Private buyers weren't interested. Public investors balked at the price. The Canadian dollar was too high to lure out-of-country skiers.
Whistler Blackcomb Holdings Inc. faced all of those headwinds when its former owner looked to sell the company in 2010, an effort to recoup some money after a problematic buyout. The resort itself was profitable, but bidders struggled see the growth potential.
Five and a half years later, Vail Resorts Inc. is buying the company for triple its initial public offering price, proving Whistler Blackcomb's early skeptics horribly wrong.
Former owner Intrawest ULC shopped the resort around in 2010, hoping to slash some of the debt that private equity firm Fortress Investment Group slapped on when it bought Intrawest in 2006. After it got no bites, Plan B was to take Whistler Blackcomb public. The only problem: institutions and retail buyers showed tepid interest throughout the marketing process.
Initially, the resort was supposed go public in a $300-million deal at $15 per share. Whistler Blackcomb had to cut its sale price twice, eventually settling on $12 apiece. At that level, the dividend yield amounted to an eyebrow raising 8.1 per cent.
And even then, the shares fell during their first year of trading.
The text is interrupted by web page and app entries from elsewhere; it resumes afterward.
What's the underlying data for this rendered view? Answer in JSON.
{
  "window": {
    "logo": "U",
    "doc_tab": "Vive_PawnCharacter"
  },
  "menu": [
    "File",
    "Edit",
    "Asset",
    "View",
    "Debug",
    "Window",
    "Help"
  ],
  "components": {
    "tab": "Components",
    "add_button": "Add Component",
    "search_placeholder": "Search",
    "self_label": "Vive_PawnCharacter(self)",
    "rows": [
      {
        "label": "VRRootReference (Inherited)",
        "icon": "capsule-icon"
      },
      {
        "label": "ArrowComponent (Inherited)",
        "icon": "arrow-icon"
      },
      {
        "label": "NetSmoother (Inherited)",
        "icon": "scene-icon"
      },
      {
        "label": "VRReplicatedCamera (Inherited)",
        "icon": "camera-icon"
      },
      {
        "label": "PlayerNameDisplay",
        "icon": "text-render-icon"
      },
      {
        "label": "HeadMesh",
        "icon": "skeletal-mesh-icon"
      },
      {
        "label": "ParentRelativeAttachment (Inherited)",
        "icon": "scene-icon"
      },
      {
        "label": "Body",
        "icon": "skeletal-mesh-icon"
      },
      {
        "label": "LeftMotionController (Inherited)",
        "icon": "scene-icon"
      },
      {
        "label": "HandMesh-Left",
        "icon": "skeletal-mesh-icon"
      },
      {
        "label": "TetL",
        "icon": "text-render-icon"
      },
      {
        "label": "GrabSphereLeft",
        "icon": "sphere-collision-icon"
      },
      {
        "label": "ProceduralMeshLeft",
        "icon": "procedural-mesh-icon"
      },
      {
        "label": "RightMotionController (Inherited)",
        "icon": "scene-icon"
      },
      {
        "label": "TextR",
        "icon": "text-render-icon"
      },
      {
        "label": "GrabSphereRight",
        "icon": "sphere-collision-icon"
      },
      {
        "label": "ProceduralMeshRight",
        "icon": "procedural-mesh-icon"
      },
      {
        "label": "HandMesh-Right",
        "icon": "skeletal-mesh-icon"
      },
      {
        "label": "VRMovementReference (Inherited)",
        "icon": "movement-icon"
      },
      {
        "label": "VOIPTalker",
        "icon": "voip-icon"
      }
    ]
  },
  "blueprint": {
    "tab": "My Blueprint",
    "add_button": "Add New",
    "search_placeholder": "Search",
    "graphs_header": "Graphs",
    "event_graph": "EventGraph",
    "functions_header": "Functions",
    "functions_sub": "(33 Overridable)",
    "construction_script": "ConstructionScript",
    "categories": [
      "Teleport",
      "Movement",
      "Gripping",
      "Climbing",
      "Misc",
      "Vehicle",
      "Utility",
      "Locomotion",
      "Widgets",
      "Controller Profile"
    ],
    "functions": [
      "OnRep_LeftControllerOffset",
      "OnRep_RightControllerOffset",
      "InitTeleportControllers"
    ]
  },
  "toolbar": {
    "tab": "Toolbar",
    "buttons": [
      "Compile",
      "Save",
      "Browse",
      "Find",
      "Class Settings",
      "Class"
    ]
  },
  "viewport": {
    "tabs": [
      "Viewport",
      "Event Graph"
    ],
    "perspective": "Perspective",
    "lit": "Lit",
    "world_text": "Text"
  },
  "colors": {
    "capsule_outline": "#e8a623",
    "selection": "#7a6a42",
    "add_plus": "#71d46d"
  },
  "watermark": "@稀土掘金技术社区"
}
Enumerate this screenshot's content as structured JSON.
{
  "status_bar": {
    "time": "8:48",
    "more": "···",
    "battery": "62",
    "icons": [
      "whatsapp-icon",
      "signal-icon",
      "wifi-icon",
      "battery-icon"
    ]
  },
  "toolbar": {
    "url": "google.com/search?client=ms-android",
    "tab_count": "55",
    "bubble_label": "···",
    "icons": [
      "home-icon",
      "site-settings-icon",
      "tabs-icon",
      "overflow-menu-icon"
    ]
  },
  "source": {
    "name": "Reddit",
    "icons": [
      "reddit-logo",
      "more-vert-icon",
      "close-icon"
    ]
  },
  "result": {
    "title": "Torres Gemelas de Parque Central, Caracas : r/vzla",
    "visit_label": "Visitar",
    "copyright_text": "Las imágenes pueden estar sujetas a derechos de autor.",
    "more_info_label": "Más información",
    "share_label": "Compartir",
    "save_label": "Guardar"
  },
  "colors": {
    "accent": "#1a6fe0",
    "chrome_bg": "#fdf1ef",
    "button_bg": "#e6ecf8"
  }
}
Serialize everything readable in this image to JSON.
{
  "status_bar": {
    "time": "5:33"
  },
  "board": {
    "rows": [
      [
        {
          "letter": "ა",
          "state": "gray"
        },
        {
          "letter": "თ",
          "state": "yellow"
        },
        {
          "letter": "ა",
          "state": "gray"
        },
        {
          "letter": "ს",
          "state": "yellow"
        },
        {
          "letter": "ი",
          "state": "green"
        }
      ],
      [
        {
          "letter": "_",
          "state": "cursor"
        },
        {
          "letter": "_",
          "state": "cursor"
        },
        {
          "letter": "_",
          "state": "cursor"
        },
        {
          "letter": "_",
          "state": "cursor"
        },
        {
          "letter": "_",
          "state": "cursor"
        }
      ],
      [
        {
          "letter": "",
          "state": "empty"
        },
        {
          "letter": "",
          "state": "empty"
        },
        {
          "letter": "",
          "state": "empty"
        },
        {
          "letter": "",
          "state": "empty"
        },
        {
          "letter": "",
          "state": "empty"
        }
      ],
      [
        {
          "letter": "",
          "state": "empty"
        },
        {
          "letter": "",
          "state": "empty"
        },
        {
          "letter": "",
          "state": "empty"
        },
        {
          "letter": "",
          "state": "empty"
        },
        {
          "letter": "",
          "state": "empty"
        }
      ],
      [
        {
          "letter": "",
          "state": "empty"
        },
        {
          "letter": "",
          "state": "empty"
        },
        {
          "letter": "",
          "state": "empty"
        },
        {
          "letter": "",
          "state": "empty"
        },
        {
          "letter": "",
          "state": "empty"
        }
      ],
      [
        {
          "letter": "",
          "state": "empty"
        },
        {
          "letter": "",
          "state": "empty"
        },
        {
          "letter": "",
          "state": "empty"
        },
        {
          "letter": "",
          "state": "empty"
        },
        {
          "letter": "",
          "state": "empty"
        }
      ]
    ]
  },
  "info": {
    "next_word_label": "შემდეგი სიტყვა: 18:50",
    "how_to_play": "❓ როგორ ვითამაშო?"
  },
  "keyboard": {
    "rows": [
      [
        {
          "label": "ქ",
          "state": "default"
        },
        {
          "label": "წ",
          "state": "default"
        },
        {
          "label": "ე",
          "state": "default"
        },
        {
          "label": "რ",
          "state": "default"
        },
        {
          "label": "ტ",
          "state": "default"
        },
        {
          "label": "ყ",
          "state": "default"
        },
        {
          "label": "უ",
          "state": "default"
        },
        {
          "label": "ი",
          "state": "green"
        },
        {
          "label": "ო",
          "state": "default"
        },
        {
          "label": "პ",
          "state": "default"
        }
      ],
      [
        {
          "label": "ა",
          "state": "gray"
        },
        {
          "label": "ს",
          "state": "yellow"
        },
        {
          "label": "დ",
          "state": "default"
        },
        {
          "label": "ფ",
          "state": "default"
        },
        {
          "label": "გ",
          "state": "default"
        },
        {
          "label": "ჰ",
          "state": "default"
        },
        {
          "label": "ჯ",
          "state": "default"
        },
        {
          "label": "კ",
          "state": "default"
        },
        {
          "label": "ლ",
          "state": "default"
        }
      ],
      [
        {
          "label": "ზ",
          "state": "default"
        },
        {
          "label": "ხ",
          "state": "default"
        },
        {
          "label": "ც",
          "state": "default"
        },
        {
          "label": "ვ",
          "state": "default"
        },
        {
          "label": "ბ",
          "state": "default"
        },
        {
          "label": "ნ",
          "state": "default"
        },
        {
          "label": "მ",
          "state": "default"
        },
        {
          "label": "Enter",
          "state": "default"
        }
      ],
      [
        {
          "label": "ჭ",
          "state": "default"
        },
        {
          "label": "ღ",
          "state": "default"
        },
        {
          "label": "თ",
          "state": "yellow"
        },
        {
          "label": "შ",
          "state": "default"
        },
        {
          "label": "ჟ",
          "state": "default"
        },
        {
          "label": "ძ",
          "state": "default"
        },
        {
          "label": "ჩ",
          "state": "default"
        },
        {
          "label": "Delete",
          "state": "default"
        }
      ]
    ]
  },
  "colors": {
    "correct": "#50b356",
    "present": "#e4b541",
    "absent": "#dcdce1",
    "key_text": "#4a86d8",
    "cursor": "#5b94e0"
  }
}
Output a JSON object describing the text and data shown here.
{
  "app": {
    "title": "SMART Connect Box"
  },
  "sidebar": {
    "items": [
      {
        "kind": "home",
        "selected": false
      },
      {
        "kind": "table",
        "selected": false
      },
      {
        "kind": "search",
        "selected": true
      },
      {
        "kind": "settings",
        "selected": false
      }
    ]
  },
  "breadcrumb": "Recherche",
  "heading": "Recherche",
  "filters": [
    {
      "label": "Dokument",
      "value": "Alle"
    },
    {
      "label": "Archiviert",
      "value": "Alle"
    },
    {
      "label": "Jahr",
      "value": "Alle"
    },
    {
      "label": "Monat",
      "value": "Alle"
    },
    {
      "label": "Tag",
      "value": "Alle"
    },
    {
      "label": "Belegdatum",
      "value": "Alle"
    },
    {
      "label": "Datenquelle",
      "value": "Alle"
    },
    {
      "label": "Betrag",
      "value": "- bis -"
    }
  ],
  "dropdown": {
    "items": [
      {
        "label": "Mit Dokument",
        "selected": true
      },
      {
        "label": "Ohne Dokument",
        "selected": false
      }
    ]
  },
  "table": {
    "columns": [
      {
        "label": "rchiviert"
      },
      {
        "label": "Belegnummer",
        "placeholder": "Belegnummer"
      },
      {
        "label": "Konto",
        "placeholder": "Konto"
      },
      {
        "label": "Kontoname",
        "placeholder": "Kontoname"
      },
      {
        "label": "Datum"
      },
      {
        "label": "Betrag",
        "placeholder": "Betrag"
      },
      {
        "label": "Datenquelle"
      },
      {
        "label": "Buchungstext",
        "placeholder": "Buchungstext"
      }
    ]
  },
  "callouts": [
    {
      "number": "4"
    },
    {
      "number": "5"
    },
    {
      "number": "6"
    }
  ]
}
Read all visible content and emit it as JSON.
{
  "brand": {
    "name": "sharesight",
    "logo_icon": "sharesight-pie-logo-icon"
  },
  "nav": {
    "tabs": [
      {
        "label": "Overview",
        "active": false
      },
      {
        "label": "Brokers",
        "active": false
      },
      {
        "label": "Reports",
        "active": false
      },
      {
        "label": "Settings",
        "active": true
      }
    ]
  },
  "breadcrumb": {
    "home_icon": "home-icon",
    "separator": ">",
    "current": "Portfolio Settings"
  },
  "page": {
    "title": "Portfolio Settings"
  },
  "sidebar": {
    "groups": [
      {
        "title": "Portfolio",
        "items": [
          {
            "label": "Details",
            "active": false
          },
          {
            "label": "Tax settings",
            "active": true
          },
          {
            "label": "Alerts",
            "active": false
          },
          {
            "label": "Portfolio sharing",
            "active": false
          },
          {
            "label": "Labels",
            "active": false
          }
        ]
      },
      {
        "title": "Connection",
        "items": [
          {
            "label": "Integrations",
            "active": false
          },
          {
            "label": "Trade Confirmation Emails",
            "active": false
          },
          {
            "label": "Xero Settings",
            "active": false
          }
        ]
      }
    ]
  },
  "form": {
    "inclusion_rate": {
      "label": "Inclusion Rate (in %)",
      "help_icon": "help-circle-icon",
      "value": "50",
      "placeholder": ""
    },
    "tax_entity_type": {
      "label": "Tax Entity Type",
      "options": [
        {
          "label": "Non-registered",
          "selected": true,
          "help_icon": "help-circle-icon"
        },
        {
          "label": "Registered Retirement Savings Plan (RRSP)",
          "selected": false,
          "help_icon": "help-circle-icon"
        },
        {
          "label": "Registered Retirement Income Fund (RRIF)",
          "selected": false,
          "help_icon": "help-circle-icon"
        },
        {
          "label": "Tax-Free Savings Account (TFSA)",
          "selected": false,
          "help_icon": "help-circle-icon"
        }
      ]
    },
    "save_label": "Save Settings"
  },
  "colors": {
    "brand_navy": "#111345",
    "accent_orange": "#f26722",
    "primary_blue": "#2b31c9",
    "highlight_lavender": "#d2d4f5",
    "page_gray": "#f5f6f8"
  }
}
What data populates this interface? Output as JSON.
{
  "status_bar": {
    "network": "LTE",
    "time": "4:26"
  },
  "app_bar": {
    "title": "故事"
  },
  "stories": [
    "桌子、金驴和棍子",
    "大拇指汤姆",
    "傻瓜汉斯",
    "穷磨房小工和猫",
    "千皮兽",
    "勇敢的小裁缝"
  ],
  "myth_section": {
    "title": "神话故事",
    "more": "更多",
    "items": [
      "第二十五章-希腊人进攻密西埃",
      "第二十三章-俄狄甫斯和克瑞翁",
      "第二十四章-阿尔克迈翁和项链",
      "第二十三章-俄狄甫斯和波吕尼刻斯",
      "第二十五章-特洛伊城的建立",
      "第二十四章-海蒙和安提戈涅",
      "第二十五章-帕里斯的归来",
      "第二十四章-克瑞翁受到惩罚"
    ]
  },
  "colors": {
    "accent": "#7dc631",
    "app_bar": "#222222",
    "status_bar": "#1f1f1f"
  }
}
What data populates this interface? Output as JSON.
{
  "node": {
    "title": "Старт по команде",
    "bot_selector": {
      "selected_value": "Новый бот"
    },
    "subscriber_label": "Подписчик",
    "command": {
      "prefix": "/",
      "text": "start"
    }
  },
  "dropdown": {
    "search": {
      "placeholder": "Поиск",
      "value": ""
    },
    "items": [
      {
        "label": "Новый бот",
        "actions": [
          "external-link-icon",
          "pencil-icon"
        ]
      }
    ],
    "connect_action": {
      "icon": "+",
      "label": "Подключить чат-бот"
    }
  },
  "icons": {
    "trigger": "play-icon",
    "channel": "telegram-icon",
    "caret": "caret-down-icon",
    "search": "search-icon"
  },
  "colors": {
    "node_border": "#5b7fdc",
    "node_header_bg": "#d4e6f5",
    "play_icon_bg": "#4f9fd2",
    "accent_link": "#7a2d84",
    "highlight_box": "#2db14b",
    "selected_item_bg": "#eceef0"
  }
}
Many investors assumed it was a volatile company with a lot of seasonality, meaning cash flows were thought to be overly reliant on winter skiing.
By 2014, that sentiment changed. All the worries about choppy cash flows proved to be futile, so investors started thinking of the company as more of a yield play.
Surviving two tough winters helped solidify that view. After 2013/2014 provided poor skiing conditions, the bottom all but fell out the following winter, when Western Canada faced a severe dry spell. Resorts from Vancouver to Banff suffered horribly – and it was especially troubling for Whistler Blackcomb, which generates about 85 per cent of its revenues in the winter.
However, the skiers didn't disappear. Many had booked trips before they knew what the snow would be like. And after surviving that, investors had extra confidence that the company could sustain its precious dividend.
"Since the IPO management has demonstrated its ability to sustain the cash flow/dividend through challenging economic times," RBC Dominion Securities analyst Irene Nattel wrote in a recent report, "all the while investing in on-mountain capital projects and without the benefit of a full recovery in destination visitors."
That last point is where Vail Resorts comes in. Whistler Blackcomb has already developed a plan to expand its business, largely by broadening the resort's appeal to summer tourists. This spring, the company unveiled a long-term expansion plan, named Renaissance, that will see it add a four-season mountain coaster, a water-based adventure centre and a sightseeing suspension bridge.
Its larger goal, though, is to lure more overseas tourists and skiers. At the moment, international and U.S. 'fly-in' skiers comprise only one-third of its total. On Monday, Whistler Blackcomb CEO Dave Brownlie said Vail has a global customer base and an extensive marketing engine that can boost this share – especially with the Canadian dollar so cheap relative to the greenback.
The wild card is whether the new owners will also raise prices to make even more money. Anyone who's been to Whistler Blackcomb recently may assume that simply isn't possible, because lift ticket prices are already astronomical. At the flagship Vail resort, though, they're even more expensive.
In December, CIBC World Markets analyst Mark Petrie ran a quick analysis to calculate the differential for lift ticket prices between Vail and Whistler Blackcomb at Christmas time for a family of four over ski days. Vail's cost, coming in at $2,350, was almost double Whistler Blackcomb's $1,200 in equivalent U.S. dollars.